# Work instructions
Your task is to find every line of the data that holds the string "around" and copy it.

Dataset rows describing interfaces
• • •

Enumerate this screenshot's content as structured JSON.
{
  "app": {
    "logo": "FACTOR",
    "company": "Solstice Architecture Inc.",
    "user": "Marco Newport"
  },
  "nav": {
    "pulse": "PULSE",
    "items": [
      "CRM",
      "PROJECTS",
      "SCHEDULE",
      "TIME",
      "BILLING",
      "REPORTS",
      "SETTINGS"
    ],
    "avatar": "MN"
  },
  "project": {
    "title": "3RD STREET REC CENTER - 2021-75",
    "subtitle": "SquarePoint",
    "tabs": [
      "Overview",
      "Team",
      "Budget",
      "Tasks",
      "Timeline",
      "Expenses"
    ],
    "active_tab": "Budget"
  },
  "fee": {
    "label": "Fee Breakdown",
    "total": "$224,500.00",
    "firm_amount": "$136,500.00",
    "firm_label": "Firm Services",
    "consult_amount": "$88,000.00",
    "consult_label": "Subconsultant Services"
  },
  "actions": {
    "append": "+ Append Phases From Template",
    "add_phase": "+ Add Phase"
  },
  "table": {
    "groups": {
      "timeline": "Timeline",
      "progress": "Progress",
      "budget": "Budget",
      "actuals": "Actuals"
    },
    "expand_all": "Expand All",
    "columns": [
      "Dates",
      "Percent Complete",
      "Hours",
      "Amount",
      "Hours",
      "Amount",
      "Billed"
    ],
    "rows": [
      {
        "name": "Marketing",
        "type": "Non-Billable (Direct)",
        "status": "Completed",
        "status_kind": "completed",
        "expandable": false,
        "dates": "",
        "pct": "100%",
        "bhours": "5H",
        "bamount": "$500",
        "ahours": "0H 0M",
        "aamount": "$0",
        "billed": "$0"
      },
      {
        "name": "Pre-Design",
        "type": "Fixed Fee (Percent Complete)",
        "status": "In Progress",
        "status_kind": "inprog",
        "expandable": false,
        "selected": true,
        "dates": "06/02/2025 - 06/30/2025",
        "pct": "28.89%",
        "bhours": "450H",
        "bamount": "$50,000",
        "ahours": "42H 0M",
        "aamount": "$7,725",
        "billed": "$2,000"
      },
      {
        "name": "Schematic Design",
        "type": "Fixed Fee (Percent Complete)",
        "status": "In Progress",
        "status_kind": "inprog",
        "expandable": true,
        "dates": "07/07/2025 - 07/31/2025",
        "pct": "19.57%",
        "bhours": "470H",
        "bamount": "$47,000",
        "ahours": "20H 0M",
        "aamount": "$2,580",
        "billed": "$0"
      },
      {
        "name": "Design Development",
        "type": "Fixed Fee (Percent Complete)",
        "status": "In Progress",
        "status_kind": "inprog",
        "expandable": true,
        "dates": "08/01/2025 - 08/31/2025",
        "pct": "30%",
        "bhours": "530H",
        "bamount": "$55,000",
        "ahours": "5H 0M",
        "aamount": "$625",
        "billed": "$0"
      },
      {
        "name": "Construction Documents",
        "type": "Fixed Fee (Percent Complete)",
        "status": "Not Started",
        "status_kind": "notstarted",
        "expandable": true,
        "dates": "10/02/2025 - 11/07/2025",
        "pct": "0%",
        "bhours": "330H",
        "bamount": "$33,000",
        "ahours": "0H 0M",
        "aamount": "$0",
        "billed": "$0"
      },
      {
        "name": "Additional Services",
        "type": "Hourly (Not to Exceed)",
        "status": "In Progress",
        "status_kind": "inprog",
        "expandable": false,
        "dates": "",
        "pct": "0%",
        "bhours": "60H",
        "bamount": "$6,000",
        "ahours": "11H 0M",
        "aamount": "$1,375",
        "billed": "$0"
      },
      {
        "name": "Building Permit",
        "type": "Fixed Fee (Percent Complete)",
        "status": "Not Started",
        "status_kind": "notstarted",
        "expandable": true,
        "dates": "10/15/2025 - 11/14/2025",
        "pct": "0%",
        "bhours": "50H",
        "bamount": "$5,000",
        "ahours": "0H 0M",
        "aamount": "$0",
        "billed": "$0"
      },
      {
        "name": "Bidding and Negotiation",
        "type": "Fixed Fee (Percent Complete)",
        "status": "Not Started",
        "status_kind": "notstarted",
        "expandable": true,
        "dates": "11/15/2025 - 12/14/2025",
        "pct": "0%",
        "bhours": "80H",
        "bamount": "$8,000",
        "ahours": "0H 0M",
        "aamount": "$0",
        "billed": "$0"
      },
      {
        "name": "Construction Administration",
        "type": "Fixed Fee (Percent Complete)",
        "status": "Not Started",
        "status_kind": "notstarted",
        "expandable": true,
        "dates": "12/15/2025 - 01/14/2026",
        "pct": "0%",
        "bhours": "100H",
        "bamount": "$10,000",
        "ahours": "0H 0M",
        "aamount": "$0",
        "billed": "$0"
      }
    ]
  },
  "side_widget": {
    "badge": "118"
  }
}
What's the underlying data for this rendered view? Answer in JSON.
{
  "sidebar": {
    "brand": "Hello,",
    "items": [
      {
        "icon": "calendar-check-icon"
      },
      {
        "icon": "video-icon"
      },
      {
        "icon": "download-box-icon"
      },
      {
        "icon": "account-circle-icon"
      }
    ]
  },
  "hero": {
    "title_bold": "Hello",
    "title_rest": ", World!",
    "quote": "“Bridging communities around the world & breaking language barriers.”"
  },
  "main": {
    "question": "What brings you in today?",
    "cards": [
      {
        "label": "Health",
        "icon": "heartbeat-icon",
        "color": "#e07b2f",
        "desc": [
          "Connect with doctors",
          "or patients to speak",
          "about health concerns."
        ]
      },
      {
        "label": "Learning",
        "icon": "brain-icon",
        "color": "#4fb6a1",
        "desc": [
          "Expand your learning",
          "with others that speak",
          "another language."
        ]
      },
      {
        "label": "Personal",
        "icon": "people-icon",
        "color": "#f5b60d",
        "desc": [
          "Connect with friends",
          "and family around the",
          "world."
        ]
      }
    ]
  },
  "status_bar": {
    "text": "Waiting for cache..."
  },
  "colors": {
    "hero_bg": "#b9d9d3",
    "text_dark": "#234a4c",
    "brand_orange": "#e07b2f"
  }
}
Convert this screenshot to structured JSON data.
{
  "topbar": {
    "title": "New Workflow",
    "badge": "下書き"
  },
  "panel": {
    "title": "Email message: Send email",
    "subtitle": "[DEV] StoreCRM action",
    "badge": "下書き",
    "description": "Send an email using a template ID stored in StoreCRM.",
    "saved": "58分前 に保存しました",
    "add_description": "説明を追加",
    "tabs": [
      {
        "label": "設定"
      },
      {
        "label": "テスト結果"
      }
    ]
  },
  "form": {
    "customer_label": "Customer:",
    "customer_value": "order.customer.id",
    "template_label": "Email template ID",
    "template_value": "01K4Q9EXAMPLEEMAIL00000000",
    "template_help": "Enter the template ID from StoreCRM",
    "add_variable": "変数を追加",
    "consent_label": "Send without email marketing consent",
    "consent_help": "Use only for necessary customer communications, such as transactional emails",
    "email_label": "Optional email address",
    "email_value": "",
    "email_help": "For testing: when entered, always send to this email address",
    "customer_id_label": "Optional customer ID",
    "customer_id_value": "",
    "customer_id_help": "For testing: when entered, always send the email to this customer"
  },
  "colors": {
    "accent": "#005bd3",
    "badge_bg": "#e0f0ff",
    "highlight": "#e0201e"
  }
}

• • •

# Exercise solution
    "quote": "“Bridging communities around the world & breaking language barriers.”"
          "and family around the",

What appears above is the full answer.